We have a world that is broken. And we have a Savior who heals. I firmly believe it.
But in the days of Elisha, there were many lepers in Israel, but only one that we know was healed.
Our culture has an aversion to pain. From Ibuprofen to Oxycodone to morphine, our language has been saturated with an awareness of the drugs that minimize pain. Amazing research is being done for suppressing nerve receptors.
All of these things are good, don’t get me wrong, but they also come at a cost.
If you struggle with chronic pain, one of the things you will also struggle with is people’s impatience.
“You should just have more faith.” “You should change your diet.”
Everyone is an expert. And they are probably right.
But how does the scripture really see chronic pain?
Well, the great missionary apostle seemed to know a thing or two about suffering. Not only was he flogged, ship wrecked and stoned (literally, not on drugs, come on, stay with me), he apparently struggled with some sort of chronic physical ailment. After intense prayer, God finally told him…
“My grace is sufficient for you.”
Grace isn’t normally in our vocabulary for dealing with chronic, ongoing, pain.
Uor chronic misunderstanding of grace has coupled with our perspective on chronic pain.
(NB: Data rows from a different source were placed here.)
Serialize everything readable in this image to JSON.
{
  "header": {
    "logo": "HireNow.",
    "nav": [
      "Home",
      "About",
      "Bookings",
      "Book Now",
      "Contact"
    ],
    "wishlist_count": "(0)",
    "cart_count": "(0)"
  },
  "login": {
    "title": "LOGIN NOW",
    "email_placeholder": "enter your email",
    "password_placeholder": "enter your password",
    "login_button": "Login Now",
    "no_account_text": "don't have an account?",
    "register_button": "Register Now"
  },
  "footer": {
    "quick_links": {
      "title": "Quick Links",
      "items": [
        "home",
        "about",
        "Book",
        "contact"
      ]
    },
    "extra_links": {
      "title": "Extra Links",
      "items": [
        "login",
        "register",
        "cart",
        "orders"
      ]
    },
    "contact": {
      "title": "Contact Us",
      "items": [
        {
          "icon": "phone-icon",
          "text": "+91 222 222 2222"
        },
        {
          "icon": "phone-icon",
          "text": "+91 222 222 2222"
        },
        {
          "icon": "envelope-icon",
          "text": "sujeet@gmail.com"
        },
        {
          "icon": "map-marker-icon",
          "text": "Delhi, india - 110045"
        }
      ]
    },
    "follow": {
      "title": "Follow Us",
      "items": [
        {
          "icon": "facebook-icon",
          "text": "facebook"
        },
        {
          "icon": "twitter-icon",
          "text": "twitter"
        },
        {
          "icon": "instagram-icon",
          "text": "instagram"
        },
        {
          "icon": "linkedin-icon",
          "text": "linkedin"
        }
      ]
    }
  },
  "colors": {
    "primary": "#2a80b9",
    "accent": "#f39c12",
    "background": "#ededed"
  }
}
The word “longsuffering” no longer appears in our biblical vocabulary but should make a return. Longsuffering produces a character that doesn’t exist, can not exist, that must grow and can only grow when pain is present.
Paul understood that pain was not a sign of God’s abandonment of us. Pain was an expected part of the human condition. Paul also understood that grace was the fuel that allowed him to continue to be engaged in the mission of God while still struggling with a chronic condition. Grace isn’t a “suck it up” approach. Grace is a flowing, spiritual connection between God and his creation.
“My grace is sufficient” isn’t a divine cop out, it is a divine promise full of the reality of eternity engaged with your situation.
And God, I’m convinced, has chronic pain. He has a longing in his heart, a hurt that can only be healed as he is reconciled to us, his children.
1. If you know someone who has chronic pain, pray for their healing, but give them grace. Lots and lots of it. You will then be acting as the Lord himself acted towards his Apostle.
2. If you have chronic pain, challenge your thinking about God. Ask God to reveal to you what grace is, and how to access that grace.
Finally, let me suggest something else.
Embrace your pain.
one of my heroes of the faith is an older, now retired missionary lady how has lived the last 20 years in chronic pain. Yet she has not allowed her pain to define her life. Her sweet, gentle character has continued to shine through.
What’s your experience?